The change in climate and extreme weather phenomena have affected planting and harvesting patterns. This has resulted to damaged or destroyed agricultural products and structures. And the loss often amounts to millions of dollars per year. Irrigation is no longer reliable in some parts of the country, affecting food production.

Drastic temperature changes also affected livestock health and quality. More and more animals are dying from disease or heat, resulting in added cost and waste for farmers.

What Can The Agricultural and Residential Industry Do?

As contributors to climate change, it’s our responsibility to find means to curb carbon emissions and mitigate the effects. The government has already instituted policies to this effect but there’s still more that needs to be done and not enough time.

But if we all work together, there are steps we can take to help curb carbon emissions without affecting productivity or quality of life. Some of the viable solutions that can be implemented are:

• Improve energy and water conservation. This can be achieved by using more energy and water efficient tools, machines and practices.
• Advocating and using renewable energy solutions like solar or wind power.
• Reducing dependence on machines, tools and processes that use fossil fuels. Replace them with green technologies.
• Encourage the use of green landscaping and native plant revegetation to reduce carbon emissions
• Spread awareness on the effects of carbon emissions on the environment, human life and industry.
• Support moves or groups that bring about environmental accountability.

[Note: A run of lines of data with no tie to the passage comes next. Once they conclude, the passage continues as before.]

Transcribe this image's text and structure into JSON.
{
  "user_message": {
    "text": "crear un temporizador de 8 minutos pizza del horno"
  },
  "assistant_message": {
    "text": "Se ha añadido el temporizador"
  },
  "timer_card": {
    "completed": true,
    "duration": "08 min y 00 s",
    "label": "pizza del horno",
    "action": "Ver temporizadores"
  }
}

We can no longer ignore the effects of climate change on our lives or our role in allowing this to happen. It’s clear that it’s our responsibility to do everything we can to at least manage the effects and contribute to the solution. It entails some sacrifice but it’s not a heavy burden. By working together to curb carbon emissions, we can save the world and maybe even create a better one for generations to come.